Pros and Cons
So, let’s take a look at the PROS of becoming an EMT:
- Fast training. If you want to get into this kind of work, then the good news is that you don’t need to spend years at college to get started with your career. This can be a big deal to people who need to start earning or who simply don’t have years to give up to study. An EMT-basic course will take less than 200 hours of study and that means you can become an EMT in about 6-months, sometimes less. Of course, you still need to get certified and find a job, but that’s still pretty fast when compared to most skilled jobs.
- Job security. There’s no doubt that EMTs are always in high demand and that there’s always a shortage of EMTs to fill the jobs around you. That means that as long as you do a good job as an EMT, you should find yourself in the equivalent of a “job for life.” We would note, however, that it can pay to shop around employers every now and again if you want to get the best pay rates.
- The opportunity for career growth. EMT is a starting point for many careers as opposed to the final destination. You can continue to grow your medical skills, for example, by studying for the EMT-intermediate exam or becoming a paramedic. You could move into the fire service (as we’ve already seen). There are lots of ways to improve your career prospects with the solid foundation that EMT qualification brings.
- It’s an exciting career. Every day as an EMT is different. Most people wish for jobs like that all their lives. You will never have the same day twice. You will find yourself facing new challenges and new situations and learning new skills all the time. Plus, you get the satisfaction of knowing that when you do a good job, you make a real difference in other people’s lives.
This doesn’t mean that the life of an EMT is without its challenges though and there are some CONS to take into account:
- It’s hard physical work. EMTs are required to climb up and downstairs, to carry heavy equipment, to lift and move people, to stand for long periods, to crouch for long periods of time, etc.

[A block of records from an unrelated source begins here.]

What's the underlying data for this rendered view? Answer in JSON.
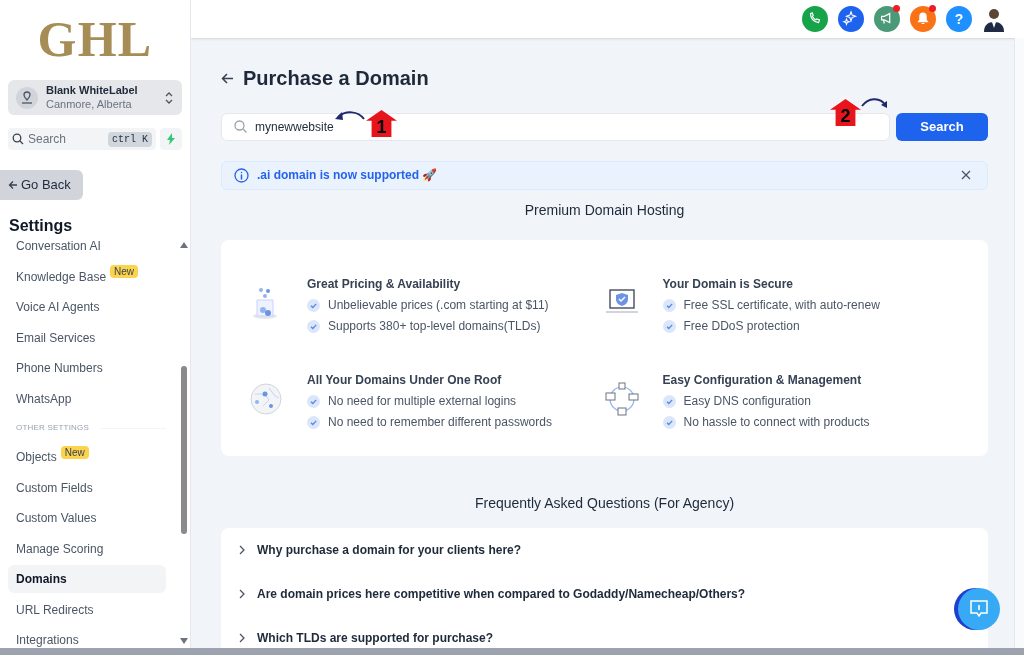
{
  "sidebar": {
    "logo": "GHL",
    "account": {
      "name": "Blank WhiteLabel",
      "location": "Canmore, Alberta"
    },
    "search": {
      "placeholder": "Search",
      "shortcut": "ctrl K"
    },
    "back_button": "Go Back",
    "heading": "Settings",
    "items": [
      {
        "kind": "item",
        "label": "Conversation AI",
        "selected": false
      },
      {
        "kind": "item",
        "label": "Knowledge Base",
        "badge": "New",
        "selected": false
      },
      {
        "kind": "item",
        "label": "Voice AI Agents",
        "selected": false
      },
      {
        "kind": "item",
        "label": "Email Services",
        "selected": false
      },
      {
        "kind": "item",
        "label": "Phone Numbers",
        "selected": false
      },
      {
        "kind": "item",
        "label": "WhatsApp",
        "selected": false
      },
      {
        "kind": "heading",
        "label": "OTHER SETTINGS"
      },
      {
        "kind": "item",
        "label": "Objects",
        "badge": "New",
        "selected": false
      },
      {
        "kind": "item",
        "label": "Custom Fields",
        "selected": false
      },
      {
        "kind": "item",
        "label": "Custom Values",
        "selected": false
      },
      {
        "kind": "item",
        "label": "Manage Scoring",
        "selected": false
      },
      {
        "kind": "item",
        "label": "Domains",
        "selected": true
      },
      {
        "kind": "item",
        "label": "URL Redirects",
        "selected": false
      },
      {
        "kind": "item",
        "label": "Integrations",
        "selected": false
      }
    ]
  },
  "topbar": {
    "actions": [
      {
        "kind": "phone",
        "color": "#16a34a",
        "notification": false
      },
      {
        "kind": "sparkle",
        "color": "#1d63ed",
        "notification": false
      },
      {
        "kind": "megaphone",
        "color": "#4a9a78",
        "notification": true
      },
      {
        "kind": "bell",
        "color": "#f97316",
        "notification": true
      },
      {
        "kind": "help",
        "label": "?",
        "color": "#1e90ff",
        "notification": false
      }
    ]
  },
  "page": {
    "title": "Purchase a Domain",
    "search": {
      "value": "mynewwebsite",
      "button": "Search"
    },
    "banner": {
      "text": ".ai domain is now supported 🚀"
    },
    "hosting_title": "Premium Domain Hosting",
    "features": [
      {
        "kind": "coins",
        "title": "Great Pricing & Availability",
        "points": [
          "Unbelievable prices (.com starting at $11)",
          "Supports 380+ top-level domains(TLDs)"
        ]
      },
      {
        "kind": "laptop",
        "title": "Your Domain is Secure",
        "points": [
          "Free SSL certificate, with auto-renew",
          "Free DDoS protection"
        ]
      },
      {
        "kind": "globe",
        "title": "All Your Domains Under One Roof",
        "points": [
          "No need for multiple external logins",
          "No need to remember different passwords"
        ]
      },
      {
        "kind": "network",
        "title": "Easy Configuration & Management",
        "points": [
          "Easy DNS configuration",
          "No hassle to connect with products"
        ]
      }
    ],
    "faq_title": "Frequently Asked Questions (For Agency)",
    "faqs": [
      {
        "question": "Why purchase a domain for your clients here?",
        "expanded": false
      },
      {
        "question": "Are domain prices here competitive when compared to Godaddy/Namecheap/Others?",
        "expanded": false
      },
      {
        "question": "Which TLDs are supported for purchase?",
        "expanded": false
      }
    ]
  },
  "annotations": [
    {
      "label": "1"
    },
    {
      "label": "2"
    }
  ]
}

In short, the job takes a real toll on your body and if you’re not physically fit, it can be truly exhausting. The easiest way to overcome this con is to work out, start your life as an EMT in good shape, and then work to maintain that shape.
- It’s hard on you mentally. EMTs get to see the worst things that can happen to human beings. There’s no getting around that sooner or later, you’re going to see horrific injuries and quite possibly death. You may even find that you are the only person to share a patient’s last moments. In fact, occasionally, EMT’s patients can be dangerous. It’s not an easy job on the psyche at times.

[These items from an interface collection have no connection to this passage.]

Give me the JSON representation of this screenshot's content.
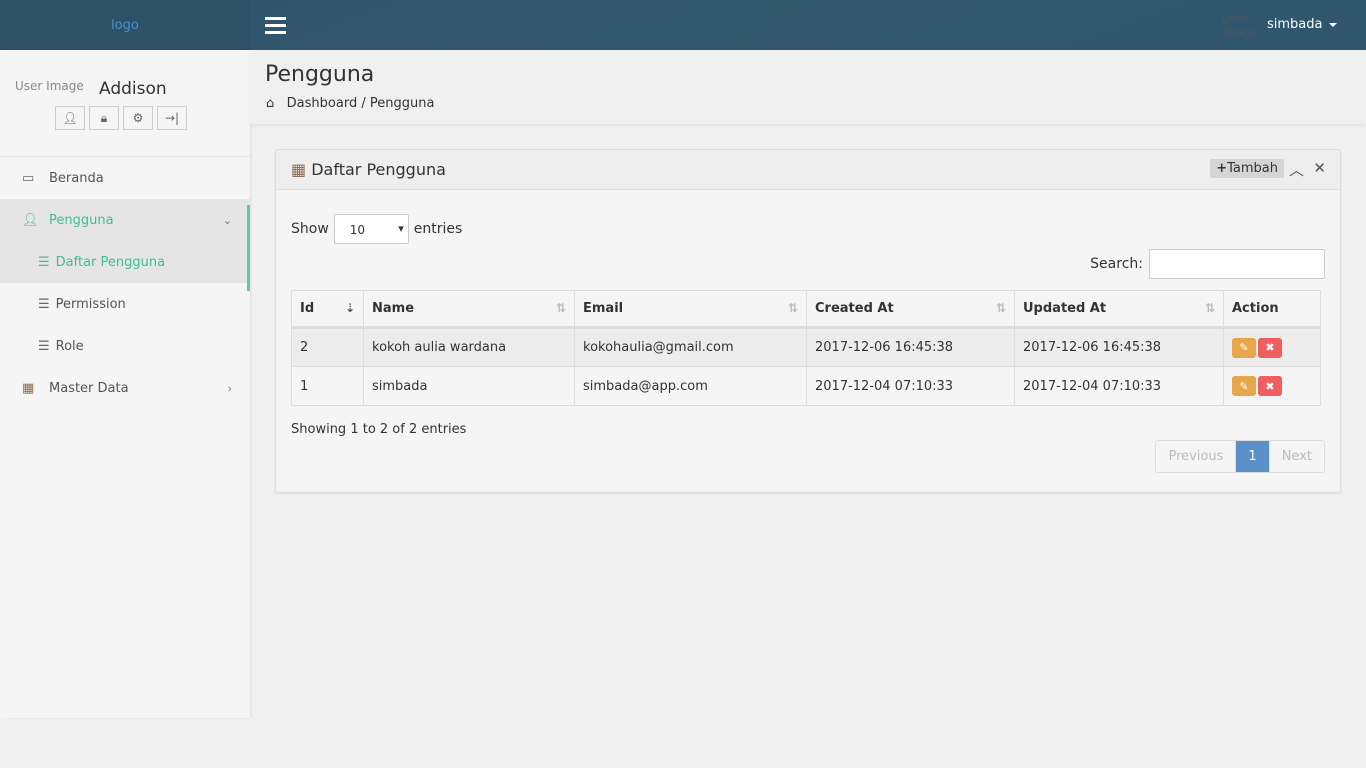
{
  "topbar": {
    "logo": "logo",
    "user_image_alt": "User Image",
    "username": "simbada"
  },
  "sidebar": {
    "user_image_alt": "User Image",
    "user_name": "Addison",
    "items": [
      {
        "label": "Beranda"
      },
      {
        "label": "Pengguna"
      },
      {
        "label": "Daftar Pengguna"
      },
      {
        "label": "Permission"
      },
      {
        "label": "Role"
      },
      {
        "label": "Master Data"
      }
    ]
  },
  "page": {
    "title": "Pengguna",
    "breadcrumb": [
      "Dashboard",
      "/",
      "Pengguna"
    ]
  },
  "panel": {
    "title": "Daftar Pengguna",
    "add_label": "Tambah",
    "show_label": "Show",
    "entries_label": "entries",
    "page_length": "10",
    "search_label": "Search:",
    "search_value": "",
    "columns": [
      "Id",
      "Name",
      "Email",
      "Created At",
      "Updated At",
      "Action"
    ],
    "rows": [
      {
        "id": "2",
        "name": "kokoh aulia wardana",
        "email": "kokohaulia@gmail.com",
        "created": "2017-12-06 16:45:38",
        "updated": "2017-12-06 16:45:38"
      },
      {
        "id": "1",
        "name": "simbada",
        "email": "simbada@app.com",
        "created": "2017-12-04 07:10:33",
        "updated": "2017-12-04 07:10:33"
      }
    ],
    "info": "Showing 1 to 2 of 2 entries",
    "pager": {
      "prev": "Previous",
      "current": "1",
      "next": "Next"
    }
  },
  "colors": {
    "accent": "#3fbf8f",
    "edit": "#e8a74b",
    "delete": "#f05f5f",
    "topbar": "#2d5166"
  }
}
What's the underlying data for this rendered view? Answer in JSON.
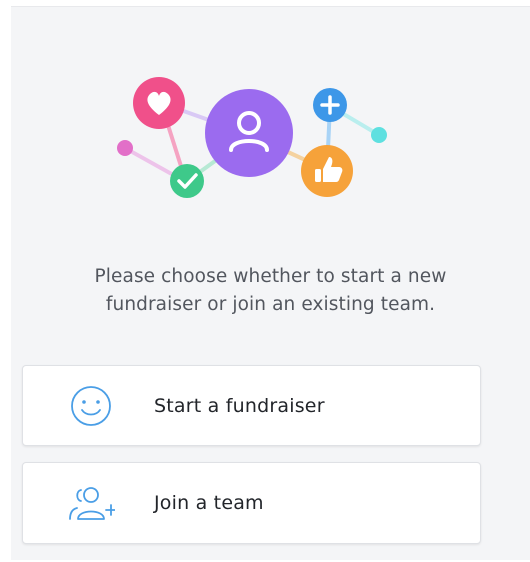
{
  "prompt": {
    "line1": "Please choose whether to start a new",
    "line2": "fundraiser or join an existing team."
  },
  "options": [
    {
      "label": "Start a fundraiser",
      "icon": "smiley-face-icon"
    },
    {
      "label": "Join a team",
      "icon": "add-team-member-icon"
    }
  ],
  "illustration": {
    "icons": [
      "heart-icon",
      "user-icon",
      "plus-icon",
      "check-icon",
      "thumbs-up-icon"
    ]
  },
  "colors": {
    "background": "#f4f5f7",
    "heart": "#f0508a",
    "user": "#9b6bef",
    "plus": "#3d97e8",
    "check": "#3ec98a",
    "thumbs": "#f6a23a",
    "pinkDot": "#e26fc8",
    "tealDot": "#5ee0e0",
    "iconStroke": "#4a9ee6"
  }
}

- It can get boring. Some people are called to help others, they feel it in everything they do and it’s that calling which makes being an EMT an exciting and challenging job that you can be proud of. If you don’t enjoy that, then this job is one where you’re going to spend a lot of time doing hard physical labor in miserable circumstances and that means you may get bored or tired of the job in fairly short order. Caring for others isn’t for everyone and it’s important to recognize your own motivations before pursuing a career as an EMT.

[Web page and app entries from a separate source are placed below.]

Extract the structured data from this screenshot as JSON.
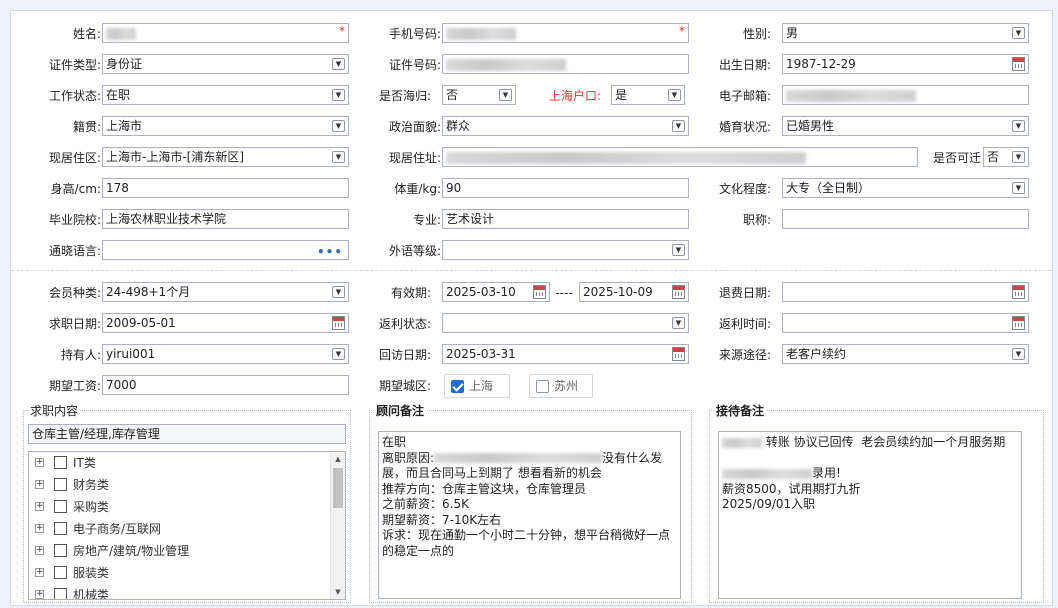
{
  "row1": {
    "name_label": "姓名:",
    "phone_label": "手机号码:",
    "gender_label": "性别:",
    "gender_value": "男"
  },
  "row2": {
    "id_type_label": "证件类型:",
    "id_type_value": "身份证",
    "id_no_label": "证件号码:",
    "birth_label": "出生日期:",
    "birth_value": "1987-12-29"
  },
  "row3": {
    "work_label": "工作状态:",
    "work_value": "在职",
    "overseas_label": "是否海归:",
    "overseas_value": "否",
    "hukou_label": "上海户口:",
    "hukou_value": "是",
    "email_label": "电子邮箱:"
  },
  "row4": {
    "origin_label": "籍贯:",
    "origin_value": "上海市",
    "political_label": "政治面貌:",
    "political_value": "群众",
    "marital_label": "婚育状况:",
    "marital_value": "已婚男性"
  },
  "row5": {
    "residence_label": "现居住区:",
    "residence_value": "上海市-上海市-[浦东新区]",
    "address_label": "现居住址:",
    "relocate_label": "是否可迁",
    "relocate_value": "否"
  },
  "row6": {
    "height_label": "身高/cm:",
    "height_value": "178",
    "weight_label": "体重/kg:",
    "weight_value": "90",
    "edu_label": "文化程度:",
    "edu_value": "大专（全日制）"
  },
  "row7": {
    "school_label": "毕业院校:",
    "school_value": "上海农林职业技术学院",
    "major_label": "专业:",
    "major_value": "艺术设计",
    "title_label": "职称:"
  },
  "row8": {
    "lang_label": "通晓语言:",
    "lang_more": "•••",
    "foreign_label": "外语等级:"
  },
  "row9": {
    "member_label": "会员种类:",
    "member_value": "24-498+1个月",
    "valid_label": "有效期:",
    "valid_from": "2025-03-10",
    "valid_sep": "----",
    "valid_to": "2025-10-09",
    "refund_label": "退费日期:"
  },
  "row10": {
    "seek_label": "求职日期:",
    "seek_value": "2009-05-01",
    "rebate_status_label": "返利状态:",
    "rebate_time_label": "返利时间:"
  },
  "row11": {
    "holder_label": "持有人:",
    "holder_value": "yirui001",
    "visit_label": "回访日期:",
    "visit_value": "2025-03-31",
    "source_label": "来源途径:",
    "source_value": "老客户续约"
  },
  "row12": {
    "salary_label": "期望工资:",
    "salary_value": "7000",
    "city_label": "期望城区:",
    "city_shanghai": "上海",
    "city_suzhou": "苏州"
  },
  "job_content": {
    "title": "求职内容",
    "selected": "仓库主管/经理,库存管理",
    "items": [
      "IT类",
      "财务类",
      "采购类",
      "电子商务/互联网",
      "房地产/建筑/物业管理",
      "服装类",
      "机械类"
    ]
  },
  "advisor_note": {
    "title": "顾问备注",
    "text_l1": "在职",
    "text_l2a": "离职原因:",
    "text_l2b": "没有什么发",
    "text_l3": "展，而且合同马上到期了 想看看新的机会",
    "text_l4": "推荐方向：仓库主管这块，仓库管理员",
    "text_l5": "之前薪资：6.5K",
    "text_l6": "期望薪资：7-10K左右",
    "text_l7": "诉求：现在通勤一个小时二十分钟，想平台稍微好一点",
    "text_l8": "的稳定一点的"
  },
  "reception_note": {
    "title": "接待备注",
    "text_l1": "转账 协议已回传  老会员续约加一个月服务期",
    "text_l2": "录用!",
    "text_l3": "薪资8500，试用期打九折",
    "text_l4": "2025/09/01入职"
  },
  "icons": {
    "dropdown": "dropdown-arrow-icon",
    "calendar": "calendar-icon"
  },
  "colors": {
    "required": "#e03030",
    "checkbox_on": "#1f6fd1"
  }
}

We think that the pros far outweigh the cons of the work of an EMT, but it really does boil down to the individual. You need to ask yourself, honestly, about what you want from work before you decide to pursue a career in emergency medical services.
Here is another look at the pros and cons of being an EMT or paramedic:
Being an EMT is not the right choice for everybody. Far from it. It’s a physically and mentally demanding job which can really take it of you, but if you love to help others, it’s also a chance to make a truly positive difference in people’s lives and the community that you live in.
If you do opt for becoming an EMT and you do so for the right reasons, it can be a fantastically rewarding role that can open up the doors of real opportunity for your career. It can also be a great way to test the waters of EMS work before committing to a longer program of study.